**ACTION ITEM**: Look through the records below and copy each line that includes the word "Sign".

**DATA LISTING**:
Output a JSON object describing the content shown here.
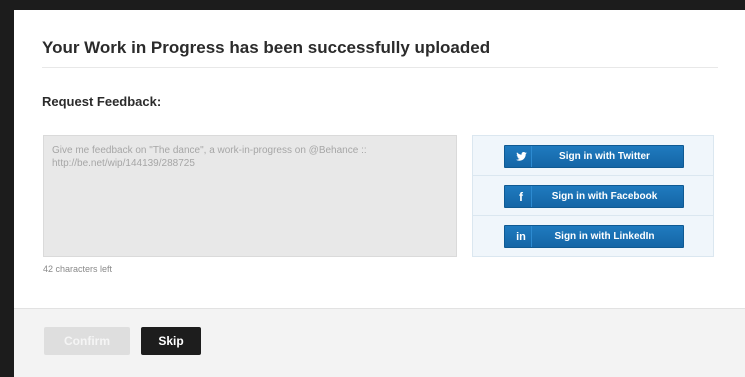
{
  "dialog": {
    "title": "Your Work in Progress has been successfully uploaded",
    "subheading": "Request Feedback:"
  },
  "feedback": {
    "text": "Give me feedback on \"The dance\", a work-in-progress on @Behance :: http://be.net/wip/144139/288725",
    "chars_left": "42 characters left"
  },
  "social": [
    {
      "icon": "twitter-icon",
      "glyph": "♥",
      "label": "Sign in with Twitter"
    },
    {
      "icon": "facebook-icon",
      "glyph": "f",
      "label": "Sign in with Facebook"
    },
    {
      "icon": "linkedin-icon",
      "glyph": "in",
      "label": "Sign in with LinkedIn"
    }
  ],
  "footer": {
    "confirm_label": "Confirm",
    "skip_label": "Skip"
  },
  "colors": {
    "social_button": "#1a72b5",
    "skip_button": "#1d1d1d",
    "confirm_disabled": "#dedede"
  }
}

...

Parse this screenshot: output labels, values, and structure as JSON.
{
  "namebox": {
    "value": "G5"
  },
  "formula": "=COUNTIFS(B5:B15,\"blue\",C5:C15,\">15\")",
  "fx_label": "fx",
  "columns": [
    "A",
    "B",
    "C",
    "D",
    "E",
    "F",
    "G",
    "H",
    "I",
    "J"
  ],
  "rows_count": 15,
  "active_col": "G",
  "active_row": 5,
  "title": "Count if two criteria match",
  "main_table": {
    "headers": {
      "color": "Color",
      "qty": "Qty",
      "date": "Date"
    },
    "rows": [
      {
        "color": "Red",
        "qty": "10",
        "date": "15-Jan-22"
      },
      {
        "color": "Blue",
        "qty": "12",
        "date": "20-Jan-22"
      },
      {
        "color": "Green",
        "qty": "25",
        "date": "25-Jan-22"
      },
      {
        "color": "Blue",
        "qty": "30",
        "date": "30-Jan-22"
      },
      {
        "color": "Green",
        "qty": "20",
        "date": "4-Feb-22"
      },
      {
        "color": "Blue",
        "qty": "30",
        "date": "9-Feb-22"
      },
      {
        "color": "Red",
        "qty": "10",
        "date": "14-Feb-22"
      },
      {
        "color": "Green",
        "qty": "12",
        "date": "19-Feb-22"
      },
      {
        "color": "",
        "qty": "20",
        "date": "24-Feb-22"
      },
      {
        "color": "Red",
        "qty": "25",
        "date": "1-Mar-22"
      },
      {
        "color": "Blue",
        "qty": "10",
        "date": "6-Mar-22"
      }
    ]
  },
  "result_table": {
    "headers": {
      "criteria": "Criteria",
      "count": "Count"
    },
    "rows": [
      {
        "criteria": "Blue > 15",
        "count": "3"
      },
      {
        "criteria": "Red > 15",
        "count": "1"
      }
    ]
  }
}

**EXPECTED ANSWER**:
      "label": "Sign in with Twitter"
      "label": "Sign in with Facebook"
      "label": "Sign in with LinkedIn"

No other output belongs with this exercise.